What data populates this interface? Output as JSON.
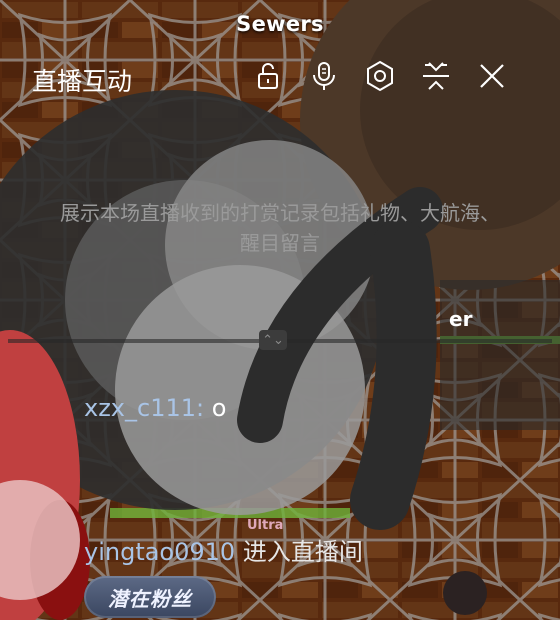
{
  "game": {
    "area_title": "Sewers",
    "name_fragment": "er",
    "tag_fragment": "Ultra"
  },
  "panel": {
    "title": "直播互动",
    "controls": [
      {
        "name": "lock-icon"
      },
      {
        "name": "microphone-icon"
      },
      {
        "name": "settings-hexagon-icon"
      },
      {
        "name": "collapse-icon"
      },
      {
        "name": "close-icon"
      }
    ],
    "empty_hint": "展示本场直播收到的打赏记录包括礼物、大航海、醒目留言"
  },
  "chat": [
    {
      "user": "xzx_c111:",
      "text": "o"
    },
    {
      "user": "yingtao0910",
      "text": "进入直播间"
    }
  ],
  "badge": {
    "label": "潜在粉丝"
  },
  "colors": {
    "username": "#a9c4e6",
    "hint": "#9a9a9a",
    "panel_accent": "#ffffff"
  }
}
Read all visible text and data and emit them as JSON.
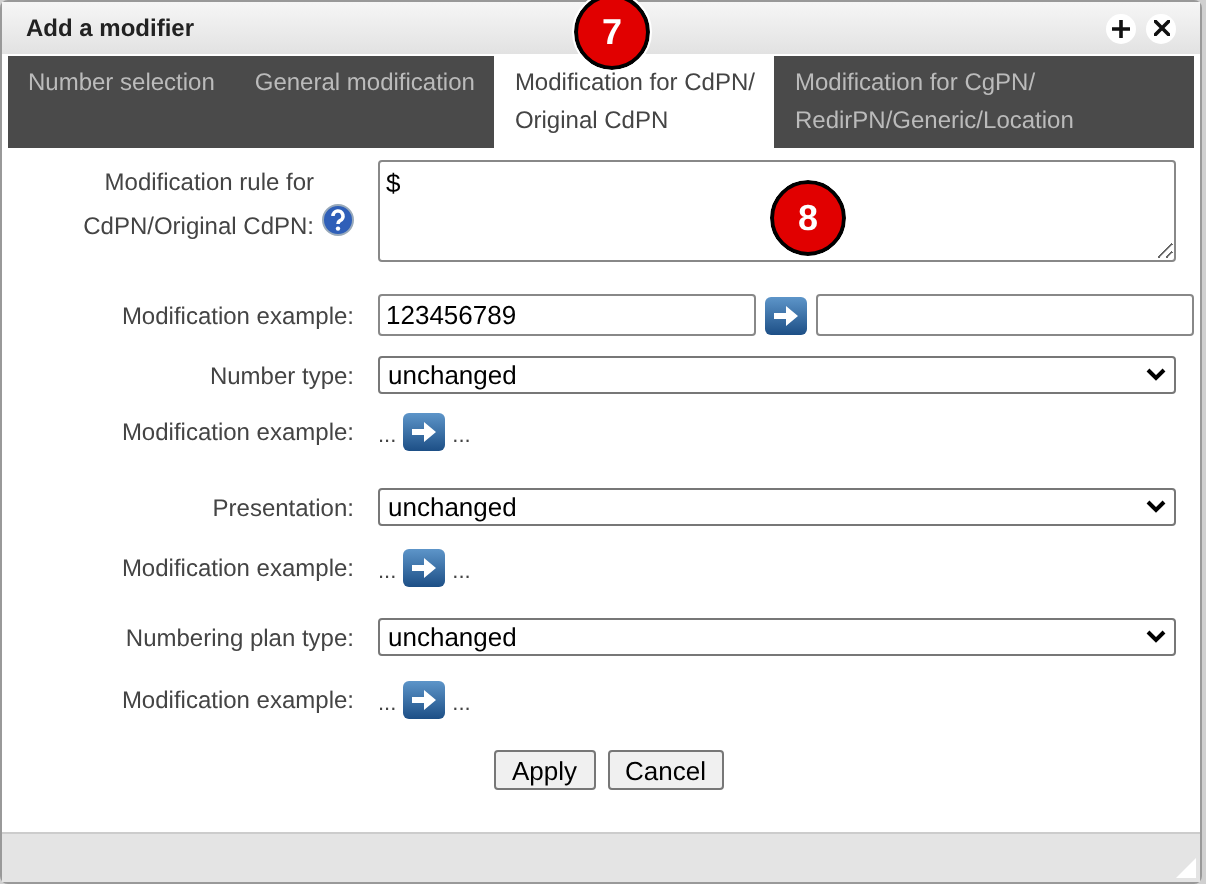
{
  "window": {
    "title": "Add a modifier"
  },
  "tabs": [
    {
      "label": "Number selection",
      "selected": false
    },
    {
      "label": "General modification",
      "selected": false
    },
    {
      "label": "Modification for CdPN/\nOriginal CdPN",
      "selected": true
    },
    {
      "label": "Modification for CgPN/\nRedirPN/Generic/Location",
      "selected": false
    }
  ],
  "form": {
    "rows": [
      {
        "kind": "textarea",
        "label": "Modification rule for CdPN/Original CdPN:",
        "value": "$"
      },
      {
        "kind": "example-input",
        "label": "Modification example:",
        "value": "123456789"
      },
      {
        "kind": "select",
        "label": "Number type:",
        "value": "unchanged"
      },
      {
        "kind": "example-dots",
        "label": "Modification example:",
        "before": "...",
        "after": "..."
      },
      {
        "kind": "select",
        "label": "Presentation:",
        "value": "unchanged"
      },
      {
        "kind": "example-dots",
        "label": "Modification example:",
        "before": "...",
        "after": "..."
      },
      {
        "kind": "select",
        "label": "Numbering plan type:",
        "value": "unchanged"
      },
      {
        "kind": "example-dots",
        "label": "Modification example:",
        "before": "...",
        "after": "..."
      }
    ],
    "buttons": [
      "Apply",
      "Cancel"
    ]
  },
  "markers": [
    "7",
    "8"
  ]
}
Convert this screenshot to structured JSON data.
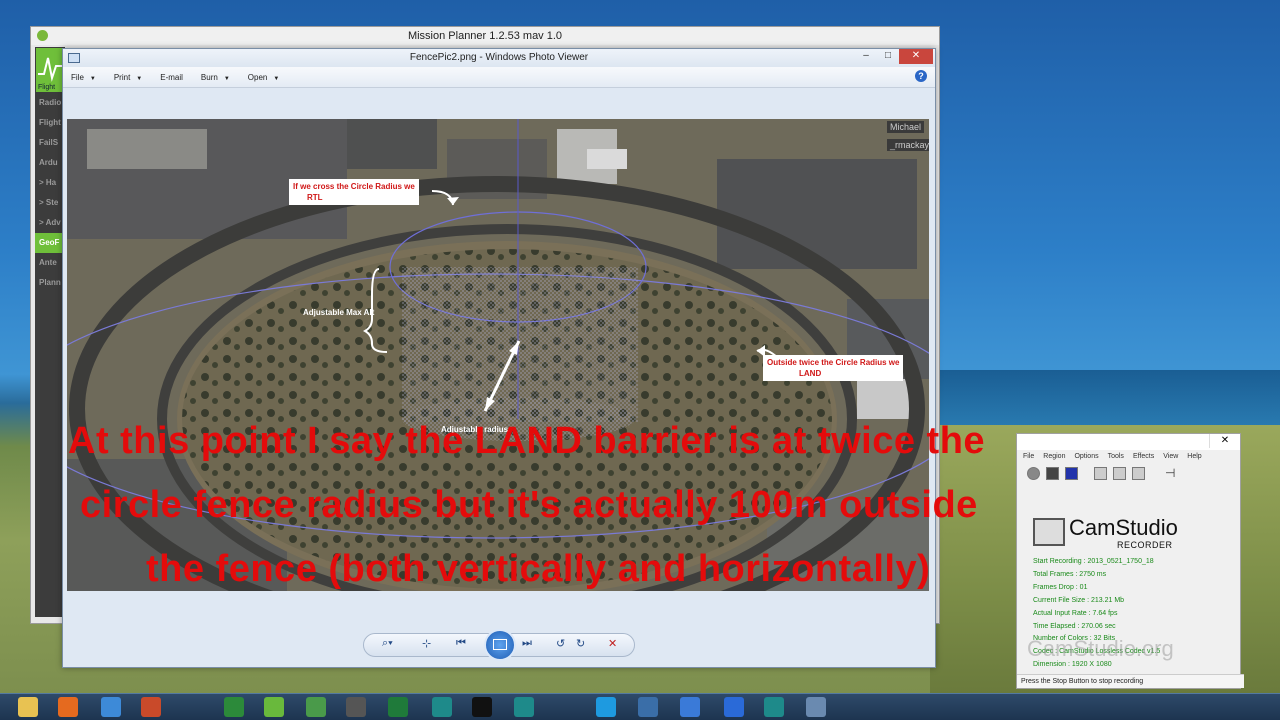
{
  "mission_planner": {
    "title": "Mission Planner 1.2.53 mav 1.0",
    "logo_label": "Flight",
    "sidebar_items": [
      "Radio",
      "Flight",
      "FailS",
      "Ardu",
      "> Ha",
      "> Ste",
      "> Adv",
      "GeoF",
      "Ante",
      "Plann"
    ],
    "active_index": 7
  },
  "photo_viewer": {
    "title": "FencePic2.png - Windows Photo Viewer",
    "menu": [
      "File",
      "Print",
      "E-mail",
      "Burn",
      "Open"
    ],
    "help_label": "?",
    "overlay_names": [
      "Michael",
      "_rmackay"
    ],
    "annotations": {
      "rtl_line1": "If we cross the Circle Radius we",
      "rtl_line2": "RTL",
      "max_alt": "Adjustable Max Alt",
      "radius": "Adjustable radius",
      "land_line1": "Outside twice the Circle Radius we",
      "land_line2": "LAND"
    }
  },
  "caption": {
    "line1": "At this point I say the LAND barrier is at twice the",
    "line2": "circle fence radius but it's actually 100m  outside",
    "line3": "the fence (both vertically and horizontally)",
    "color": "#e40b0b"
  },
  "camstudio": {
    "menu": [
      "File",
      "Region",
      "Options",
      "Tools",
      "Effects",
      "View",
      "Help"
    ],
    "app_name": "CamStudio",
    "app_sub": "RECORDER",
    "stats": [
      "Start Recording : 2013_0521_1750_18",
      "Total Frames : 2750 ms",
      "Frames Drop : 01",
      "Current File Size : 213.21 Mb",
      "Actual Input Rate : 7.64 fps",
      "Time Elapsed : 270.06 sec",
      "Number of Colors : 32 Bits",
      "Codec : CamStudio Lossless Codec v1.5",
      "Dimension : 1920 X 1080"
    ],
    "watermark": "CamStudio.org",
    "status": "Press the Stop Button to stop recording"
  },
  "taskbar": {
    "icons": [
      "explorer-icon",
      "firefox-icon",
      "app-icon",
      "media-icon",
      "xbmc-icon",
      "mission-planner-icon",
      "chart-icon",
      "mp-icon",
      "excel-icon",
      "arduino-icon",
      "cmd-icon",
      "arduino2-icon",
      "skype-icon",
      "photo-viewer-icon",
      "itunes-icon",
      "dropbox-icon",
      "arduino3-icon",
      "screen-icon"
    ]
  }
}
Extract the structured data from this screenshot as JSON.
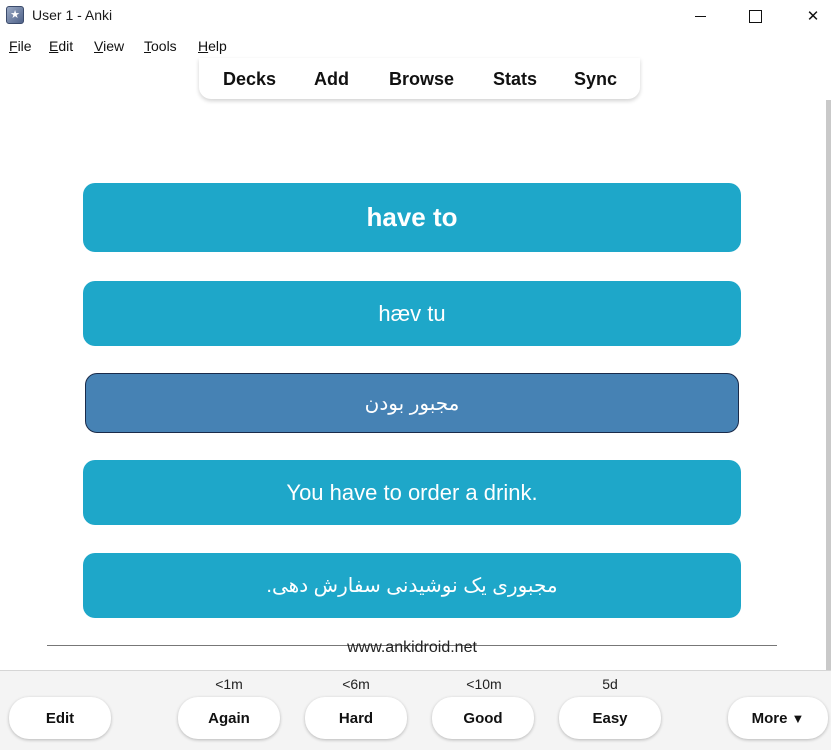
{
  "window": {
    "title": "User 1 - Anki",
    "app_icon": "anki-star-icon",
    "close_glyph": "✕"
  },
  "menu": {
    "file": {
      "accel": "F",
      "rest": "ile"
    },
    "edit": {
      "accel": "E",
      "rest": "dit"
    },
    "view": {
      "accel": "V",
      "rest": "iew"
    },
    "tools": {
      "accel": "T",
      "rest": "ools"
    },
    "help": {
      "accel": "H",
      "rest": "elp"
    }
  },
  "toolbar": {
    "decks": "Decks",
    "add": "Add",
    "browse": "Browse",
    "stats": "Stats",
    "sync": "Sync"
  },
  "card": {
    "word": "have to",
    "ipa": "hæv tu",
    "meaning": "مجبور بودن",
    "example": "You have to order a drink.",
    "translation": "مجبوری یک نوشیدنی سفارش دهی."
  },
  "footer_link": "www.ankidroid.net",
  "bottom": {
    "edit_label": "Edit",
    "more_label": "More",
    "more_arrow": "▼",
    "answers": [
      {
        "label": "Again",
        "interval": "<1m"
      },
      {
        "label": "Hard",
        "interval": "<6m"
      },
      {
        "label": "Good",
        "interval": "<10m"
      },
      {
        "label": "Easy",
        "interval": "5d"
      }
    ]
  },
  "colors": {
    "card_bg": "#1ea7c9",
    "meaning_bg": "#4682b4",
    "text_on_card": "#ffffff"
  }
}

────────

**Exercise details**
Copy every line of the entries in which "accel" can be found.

**Solution for this problem**
      "accel": "F",
      "accel": "E",
      "accel": "V",
      "accel": "T",
      "accel": "H",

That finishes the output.